* PROBLEM STATEMENT
Pull every line with "JSON" from the entries below.

* Extracted data entries

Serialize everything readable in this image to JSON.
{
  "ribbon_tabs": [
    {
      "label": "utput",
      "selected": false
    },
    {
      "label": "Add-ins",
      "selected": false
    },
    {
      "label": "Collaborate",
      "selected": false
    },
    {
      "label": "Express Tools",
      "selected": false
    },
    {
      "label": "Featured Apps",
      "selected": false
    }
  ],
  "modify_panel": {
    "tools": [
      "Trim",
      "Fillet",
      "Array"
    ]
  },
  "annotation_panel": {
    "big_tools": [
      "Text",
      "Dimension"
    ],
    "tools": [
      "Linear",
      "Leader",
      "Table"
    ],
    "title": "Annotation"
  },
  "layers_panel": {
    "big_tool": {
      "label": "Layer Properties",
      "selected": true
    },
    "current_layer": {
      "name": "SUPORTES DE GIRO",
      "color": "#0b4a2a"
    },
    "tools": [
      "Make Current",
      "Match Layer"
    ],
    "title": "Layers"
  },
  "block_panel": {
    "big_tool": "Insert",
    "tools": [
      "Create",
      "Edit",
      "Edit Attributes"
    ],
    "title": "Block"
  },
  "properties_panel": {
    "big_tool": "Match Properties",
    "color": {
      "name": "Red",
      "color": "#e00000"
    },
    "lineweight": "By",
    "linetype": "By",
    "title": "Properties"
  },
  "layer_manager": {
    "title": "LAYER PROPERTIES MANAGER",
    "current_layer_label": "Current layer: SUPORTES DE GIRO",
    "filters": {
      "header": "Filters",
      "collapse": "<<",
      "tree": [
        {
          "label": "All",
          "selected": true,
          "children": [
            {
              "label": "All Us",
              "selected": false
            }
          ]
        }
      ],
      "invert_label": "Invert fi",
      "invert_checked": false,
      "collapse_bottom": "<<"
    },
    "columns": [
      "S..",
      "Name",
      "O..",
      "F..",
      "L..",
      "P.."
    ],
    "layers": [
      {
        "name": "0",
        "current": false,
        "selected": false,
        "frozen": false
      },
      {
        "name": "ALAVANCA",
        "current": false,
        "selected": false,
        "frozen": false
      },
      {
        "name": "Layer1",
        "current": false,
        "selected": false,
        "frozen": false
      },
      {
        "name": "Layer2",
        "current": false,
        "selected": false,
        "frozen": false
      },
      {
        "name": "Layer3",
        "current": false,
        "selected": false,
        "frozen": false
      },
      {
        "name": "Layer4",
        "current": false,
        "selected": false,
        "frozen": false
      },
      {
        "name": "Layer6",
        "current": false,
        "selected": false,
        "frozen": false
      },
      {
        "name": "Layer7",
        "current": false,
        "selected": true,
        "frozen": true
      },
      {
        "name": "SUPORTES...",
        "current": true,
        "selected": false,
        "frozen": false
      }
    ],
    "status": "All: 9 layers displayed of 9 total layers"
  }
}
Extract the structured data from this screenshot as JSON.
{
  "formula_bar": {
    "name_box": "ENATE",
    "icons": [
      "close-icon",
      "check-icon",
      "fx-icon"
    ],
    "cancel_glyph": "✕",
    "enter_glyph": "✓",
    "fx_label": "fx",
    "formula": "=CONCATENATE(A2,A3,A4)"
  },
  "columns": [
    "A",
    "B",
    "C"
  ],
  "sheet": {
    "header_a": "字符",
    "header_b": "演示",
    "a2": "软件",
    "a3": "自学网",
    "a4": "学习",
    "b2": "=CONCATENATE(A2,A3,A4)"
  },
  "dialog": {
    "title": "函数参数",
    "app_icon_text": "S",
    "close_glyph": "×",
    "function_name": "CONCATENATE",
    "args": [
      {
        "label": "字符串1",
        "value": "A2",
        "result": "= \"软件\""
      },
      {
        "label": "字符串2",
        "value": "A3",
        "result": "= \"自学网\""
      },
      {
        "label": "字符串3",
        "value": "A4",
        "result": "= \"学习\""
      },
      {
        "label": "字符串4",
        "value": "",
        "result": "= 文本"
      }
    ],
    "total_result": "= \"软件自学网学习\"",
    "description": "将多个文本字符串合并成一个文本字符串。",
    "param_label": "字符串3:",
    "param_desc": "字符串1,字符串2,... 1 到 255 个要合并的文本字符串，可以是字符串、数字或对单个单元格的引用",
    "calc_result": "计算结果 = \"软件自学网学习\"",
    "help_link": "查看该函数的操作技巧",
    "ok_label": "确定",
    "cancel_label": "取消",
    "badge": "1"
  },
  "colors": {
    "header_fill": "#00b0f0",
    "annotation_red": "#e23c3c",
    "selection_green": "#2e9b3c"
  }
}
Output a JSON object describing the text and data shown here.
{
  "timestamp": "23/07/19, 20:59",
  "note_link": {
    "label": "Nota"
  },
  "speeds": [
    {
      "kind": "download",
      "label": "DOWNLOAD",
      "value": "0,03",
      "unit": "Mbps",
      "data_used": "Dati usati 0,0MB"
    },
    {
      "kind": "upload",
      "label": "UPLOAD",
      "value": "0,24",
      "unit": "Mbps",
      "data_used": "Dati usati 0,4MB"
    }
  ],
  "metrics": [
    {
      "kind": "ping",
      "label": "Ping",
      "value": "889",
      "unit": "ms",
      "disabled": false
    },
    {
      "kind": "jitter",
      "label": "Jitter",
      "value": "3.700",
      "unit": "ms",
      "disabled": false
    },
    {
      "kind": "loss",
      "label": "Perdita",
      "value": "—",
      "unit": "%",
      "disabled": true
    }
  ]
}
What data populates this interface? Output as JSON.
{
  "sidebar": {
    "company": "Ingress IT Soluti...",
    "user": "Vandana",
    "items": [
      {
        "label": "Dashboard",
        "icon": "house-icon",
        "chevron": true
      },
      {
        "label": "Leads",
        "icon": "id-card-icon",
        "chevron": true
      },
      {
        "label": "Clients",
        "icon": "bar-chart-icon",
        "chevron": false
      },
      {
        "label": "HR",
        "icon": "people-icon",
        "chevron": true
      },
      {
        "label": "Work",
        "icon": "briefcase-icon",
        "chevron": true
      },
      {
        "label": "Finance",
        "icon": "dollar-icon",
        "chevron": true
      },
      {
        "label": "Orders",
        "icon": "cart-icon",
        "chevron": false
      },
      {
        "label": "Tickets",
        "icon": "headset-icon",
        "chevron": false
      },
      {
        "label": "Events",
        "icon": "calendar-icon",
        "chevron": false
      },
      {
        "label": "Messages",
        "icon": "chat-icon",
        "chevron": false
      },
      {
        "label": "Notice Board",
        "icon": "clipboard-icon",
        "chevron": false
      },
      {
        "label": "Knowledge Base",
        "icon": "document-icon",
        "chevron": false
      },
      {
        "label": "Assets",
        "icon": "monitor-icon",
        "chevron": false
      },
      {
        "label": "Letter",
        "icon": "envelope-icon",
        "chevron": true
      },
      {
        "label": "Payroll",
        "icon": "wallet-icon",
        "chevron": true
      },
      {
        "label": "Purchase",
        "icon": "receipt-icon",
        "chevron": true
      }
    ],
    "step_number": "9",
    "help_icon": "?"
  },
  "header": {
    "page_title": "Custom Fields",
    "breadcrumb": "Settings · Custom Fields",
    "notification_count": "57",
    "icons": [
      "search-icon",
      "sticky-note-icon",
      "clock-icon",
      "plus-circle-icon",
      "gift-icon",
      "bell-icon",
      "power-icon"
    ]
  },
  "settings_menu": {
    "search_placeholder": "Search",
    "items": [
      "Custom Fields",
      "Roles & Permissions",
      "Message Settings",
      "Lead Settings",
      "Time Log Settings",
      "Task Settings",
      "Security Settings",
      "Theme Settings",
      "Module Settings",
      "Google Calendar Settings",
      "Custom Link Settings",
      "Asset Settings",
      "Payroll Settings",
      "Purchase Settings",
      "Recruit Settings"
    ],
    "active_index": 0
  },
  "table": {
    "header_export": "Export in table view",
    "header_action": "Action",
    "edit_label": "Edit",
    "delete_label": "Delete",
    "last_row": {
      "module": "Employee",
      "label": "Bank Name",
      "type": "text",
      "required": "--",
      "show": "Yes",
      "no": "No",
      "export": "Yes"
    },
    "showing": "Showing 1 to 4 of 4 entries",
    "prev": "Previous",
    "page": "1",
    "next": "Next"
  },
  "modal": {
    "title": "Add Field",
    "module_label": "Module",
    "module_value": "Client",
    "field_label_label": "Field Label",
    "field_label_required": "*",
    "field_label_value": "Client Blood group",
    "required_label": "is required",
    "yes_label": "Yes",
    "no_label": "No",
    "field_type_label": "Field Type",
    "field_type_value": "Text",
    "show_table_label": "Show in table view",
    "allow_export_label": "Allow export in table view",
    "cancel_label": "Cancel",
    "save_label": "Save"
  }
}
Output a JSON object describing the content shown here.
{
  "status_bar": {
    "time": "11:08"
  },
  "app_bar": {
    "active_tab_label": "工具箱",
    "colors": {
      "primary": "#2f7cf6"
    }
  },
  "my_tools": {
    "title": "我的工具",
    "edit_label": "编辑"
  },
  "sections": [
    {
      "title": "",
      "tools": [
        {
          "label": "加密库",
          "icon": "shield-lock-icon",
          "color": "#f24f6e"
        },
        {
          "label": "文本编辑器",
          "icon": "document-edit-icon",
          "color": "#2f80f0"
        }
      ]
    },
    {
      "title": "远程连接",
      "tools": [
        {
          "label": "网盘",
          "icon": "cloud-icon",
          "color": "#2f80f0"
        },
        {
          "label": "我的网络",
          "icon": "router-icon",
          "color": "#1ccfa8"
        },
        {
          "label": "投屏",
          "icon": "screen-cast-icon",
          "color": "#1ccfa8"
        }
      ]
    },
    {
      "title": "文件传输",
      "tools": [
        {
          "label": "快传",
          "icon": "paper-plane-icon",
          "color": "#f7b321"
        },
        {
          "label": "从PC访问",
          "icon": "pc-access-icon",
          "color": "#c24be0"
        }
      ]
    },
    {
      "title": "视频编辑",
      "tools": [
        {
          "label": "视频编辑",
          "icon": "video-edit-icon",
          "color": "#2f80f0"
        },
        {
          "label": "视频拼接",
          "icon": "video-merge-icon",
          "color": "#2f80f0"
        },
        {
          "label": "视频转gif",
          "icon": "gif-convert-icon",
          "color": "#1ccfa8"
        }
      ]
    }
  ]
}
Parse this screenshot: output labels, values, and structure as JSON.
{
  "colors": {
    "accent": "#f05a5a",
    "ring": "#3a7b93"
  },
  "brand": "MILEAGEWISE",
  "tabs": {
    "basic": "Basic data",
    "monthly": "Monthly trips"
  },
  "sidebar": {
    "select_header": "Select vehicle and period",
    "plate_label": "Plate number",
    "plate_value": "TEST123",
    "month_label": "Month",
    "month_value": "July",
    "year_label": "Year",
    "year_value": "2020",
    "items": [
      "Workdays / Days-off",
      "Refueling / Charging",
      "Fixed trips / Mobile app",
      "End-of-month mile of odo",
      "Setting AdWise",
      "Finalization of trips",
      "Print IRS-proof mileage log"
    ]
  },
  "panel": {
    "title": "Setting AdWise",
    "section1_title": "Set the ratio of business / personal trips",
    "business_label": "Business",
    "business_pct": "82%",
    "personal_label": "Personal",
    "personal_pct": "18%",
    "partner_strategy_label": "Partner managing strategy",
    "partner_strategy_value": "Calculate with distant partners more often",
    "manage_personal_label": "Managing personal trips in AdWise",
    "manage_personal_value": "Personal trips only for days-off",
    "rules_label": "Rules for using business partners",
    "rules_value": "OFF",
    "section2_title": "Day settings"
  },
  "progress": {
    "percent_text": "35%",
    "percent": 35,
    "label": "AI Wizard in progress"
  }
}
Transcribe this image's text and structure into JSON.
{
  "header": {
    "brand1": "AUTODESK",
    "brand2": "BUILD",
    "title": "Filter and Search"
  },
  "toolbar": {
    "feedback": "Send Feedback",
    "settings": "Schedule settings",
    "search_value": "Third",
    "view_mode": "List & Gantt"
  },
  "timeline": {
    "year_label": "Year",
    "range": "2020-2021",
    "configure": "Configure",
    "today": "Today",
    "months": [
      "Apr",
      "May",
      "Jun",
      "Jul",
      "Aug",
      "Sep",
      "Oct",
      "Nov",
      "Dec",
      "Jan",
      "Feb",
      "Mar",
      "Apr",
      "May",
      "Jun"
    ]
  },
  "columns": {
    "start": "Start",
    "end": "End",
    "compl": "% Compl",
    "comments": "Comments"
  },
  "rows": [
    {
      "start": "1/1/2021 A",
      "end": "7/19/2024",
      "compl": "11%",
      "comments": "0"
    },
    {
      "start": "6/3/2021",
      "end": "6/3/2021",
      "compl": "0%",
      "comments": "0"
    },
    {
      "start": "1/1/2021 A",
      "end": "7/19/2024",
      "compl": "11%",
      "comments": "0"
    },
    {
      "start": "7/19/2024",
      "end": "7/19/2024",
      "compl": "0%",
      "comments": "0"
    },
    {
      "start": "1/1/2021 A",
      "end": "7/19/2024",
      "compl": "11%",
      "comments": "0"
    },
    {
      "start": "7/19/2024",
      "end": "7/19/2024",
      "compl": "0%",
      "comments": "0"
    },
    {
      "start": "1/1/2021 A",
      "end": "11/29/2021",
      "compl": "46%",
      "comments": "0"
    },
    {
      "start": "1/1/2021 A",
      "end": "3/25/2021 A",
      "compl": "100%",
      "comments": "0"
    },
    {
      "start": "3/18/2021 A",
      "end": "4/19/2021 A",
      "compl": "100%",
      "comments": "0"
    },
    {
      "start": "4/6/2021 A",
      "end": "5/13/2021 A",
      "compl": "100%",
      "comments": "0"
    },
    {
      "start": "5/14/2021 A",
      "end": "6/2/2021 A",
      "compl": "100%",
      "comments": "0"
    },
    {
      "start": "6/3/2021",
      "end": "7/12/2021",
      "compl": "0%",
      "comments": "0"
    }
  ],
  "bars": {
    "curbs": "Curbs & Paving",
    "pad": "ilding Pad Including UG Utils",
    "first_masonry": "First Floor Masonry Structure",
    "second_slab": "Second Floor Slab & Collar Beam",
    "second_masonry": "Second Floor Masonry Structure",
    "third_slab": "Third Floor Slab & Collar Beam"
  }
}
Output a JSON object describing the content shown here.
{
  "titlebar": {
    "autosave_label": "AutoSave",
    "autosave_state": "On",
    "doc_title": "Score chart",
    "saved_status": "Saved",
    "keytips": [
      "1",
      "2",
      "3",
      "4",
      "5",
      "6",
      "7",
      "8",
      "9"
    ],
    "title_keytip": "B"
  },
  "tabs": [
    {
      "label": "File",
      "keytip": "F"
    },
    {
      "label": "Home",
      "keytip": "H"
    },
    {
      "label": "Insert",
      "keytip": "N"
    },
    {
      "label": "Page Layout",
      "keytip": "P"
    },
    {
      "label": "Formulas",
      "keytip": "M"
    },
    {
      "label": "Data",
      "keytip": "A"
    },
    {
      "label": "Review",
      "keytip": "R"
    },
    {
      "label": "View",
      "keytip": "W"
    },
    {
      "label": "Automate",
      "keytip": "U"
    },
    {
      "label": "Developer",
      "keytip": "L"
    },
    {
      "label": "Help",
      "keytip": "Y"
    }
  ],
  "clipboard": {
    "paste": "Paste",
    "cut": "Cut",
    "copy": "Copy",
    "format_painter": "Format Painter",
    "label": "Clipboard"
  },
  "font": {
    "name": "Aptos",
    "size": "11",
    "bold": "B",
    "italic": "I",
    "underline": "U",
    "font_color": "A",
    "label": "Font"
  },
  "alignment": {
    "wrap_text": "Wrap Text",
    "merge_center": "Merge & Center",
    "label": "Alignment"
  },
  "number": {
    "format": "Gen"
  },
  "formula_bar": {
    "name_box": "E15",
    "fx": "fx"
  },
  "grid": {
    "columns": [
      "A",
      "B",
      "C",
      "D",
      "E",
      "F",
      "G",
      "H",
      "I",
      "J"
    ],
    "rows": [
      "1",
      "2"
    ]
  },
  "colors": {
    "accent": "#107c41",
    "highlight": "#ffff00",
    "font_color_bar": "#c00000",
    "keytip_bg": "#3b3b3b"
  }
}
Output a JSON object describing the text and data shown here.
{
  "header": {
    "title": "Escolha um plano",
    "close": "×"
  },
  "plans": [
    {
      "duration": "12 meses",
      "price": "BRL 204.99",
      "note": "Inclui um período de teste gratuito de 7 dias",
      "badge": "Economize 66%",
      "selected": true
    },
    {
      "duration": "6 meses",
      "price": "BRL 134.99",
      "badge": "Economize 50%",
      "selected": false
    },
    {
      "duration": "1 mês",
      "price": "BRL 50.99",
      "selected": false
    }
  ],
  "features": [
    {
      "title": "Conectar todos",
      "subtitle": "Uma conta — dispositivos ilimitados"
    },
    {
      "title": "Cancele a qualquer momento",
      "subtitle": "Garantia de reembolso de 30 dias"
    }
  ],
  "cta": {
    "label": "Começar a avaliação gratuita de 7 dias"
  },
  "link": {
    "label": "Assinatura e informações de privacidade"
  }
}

* OUTPUT FOR THIS EXERCISE
Serialize everything readable in this image to JSON.
Extract the structured data from this screenshot as JSON.
Output a JSON object describing the text and data shown here.
What data populates this interface? Output as JSON.
Output a JSON object describing the content shown here.
Parse this screenshot: output labels, values, and structure as JSON.
Transcribe this image's text and structure into JSON.
Output a JSON object describing the content shown here.
Output a JSON object describing the text and data shown here.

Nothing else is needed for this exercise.